Dylan Matthews, “Defense spending in the U.S., in four charts,” The Washington Post, 28 August 2012
Source: Center for Strategic and Budgetary Assessments
Here’s Eric Rauchway’s chart on that metric, using both the Historical Statistics of the United States, a database published by the University of Cambridge, and more recent military expenditure data from the Stockholm International Peace Research Institute:
Military spending shouldn’t increase in proportion to the economy that can fund the military, it should increase in proportion to the size of the population it’s meant to protect. That’s Wonkbooker Evan Soltas’ argument. He produced this chart of GDP spending per capita
The measure of inflation they use is for the economy generally. But maybe the cost of tanks and bombers has grown faster than the cost of bread and gasoline. If that’s true, using standard inflation figures may look like we’re spending more on defense than we really are.

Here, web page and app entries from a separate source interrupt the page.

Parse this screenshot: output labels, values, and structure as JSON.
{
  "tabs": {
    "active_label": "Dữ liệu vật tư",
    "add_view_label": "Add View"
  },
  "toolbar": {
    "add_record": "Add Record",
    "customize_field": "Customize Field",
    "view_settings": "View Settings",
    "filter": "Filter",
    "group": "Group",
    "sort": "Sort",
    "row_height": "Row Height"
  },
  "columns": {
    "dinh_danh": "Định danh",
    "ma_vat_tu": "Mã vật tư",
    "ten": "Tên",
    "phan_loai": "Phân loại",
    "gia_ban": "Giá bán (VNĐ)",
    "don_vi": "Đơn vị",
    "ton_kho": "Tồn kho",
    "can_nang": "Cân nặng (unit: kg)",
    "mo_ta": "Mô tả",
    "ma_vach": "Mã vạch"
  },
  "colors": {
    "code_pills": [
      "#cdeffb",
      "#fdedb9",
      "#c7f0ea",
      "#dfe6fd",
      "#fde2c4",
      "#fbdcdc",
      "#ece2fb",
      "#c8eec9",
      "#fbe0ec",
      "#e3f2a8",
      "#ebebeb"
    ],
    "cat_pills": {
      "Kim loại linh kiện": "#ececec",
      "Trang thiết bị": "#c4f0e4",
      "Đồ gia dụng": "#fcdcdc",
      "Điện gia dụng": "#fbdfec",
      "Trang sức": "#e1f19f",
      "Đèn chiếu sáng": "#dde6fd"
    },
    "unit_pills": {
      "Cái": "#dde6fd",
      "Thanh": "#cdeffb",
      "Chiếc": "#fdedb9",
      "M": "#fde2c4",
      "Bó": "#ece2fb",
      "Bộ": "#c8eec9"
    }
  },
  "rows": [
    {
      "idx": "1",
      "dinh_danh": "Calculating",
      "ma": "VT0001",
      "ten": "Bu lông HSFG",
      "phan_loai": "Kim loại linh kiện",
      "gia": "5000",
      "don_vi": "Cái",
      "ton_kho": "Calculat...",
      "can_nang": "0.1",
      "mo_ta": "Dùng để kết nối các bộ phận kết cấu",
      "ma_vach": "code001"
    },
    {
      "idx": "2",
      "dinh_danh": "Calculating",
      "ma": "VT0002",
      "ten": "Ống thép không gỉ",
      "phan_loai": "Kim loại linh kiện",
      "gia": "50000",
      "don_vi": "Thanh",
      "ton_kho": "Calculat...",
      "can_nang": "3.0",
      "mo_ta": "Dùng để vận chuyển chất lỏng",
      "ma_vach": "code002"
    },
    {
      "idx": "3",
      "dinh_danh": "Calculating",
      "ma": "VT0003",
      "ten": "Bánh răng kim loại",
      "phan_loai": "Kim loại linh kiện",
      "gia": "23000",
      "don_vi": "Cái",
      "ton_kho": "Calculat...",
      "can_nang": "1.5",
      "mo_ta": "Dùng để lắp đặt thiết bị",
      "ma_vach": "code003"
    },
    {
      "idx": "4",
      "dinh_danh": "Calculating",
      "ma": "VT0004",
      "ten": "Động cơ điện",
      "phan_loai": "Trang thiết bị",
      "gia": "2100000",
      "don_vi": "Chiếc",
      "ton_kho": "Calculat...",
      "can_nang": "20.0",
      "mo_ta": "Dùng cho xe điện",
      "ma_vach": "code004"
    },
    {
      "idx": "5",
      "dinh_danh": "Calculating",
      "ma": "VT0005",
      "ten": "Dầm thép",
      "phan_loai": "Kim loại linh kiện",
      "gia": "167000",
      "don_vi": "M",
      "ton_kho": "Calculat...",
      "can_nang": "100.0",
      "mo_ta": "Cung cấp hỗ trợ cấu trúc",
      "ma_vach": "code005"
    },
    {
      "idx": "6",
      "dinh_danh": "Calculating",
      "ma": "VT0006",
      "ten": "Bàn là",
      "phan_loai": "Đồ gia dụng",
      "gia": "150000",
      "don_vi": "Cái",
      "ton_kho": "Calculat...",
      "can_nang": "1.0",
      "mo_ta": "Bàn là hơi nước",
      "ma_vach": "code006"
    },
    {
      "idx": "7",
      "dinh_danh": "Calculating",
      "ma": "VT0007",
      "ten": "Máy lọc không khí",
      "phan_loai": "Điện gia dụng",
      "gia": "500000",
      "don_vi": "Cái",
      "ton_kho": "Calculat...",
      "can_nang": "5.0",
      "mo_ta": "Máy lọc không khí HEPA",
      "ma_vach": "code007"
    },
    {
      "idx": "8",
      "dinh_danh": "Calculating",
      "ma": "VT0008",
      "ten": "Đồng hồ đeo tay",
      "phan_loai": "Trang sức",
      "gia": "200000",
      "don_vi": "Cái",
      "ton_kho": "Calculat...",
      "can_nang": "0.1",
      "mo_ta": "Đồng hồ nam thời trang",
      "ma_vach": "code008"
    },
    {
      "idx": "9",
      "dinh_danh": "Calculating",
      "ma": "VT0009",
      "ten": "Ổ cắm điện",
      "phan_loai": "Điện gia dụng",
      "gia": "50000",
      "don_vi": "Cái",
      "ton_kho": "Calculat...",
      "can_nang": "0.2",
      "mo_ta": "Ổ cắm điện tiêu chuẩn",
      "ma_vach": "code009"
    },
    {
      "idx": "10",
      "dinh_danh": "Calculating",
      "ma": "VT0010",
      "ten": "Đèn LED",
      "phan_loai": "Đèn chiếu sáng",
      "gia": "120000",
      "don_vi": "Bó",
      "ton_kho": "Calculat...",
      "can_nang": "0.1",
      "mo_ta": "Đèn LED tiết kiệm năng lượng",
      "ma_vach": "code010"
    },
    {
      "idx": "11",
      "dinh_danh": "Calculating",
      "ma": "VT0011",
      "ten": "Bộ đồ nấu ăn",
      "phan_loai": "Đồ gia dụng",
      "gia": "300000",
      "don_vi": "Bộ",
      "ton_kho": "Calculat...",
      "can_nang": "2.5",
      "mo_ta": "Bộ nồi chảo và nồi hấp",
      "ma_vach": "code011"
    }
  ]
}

Thankfully, the DOD issues inflation numbers (pdf) for defense spending from 1970 to the present. It turns out that defense inflation is a little greater than normal inflation. Defense prices have risen by about 553 percent since 1970, whereas the consumer price index, the most common inflation measure, only grew by about 487 percent. But they’re not actually that different:
Read the full articles here.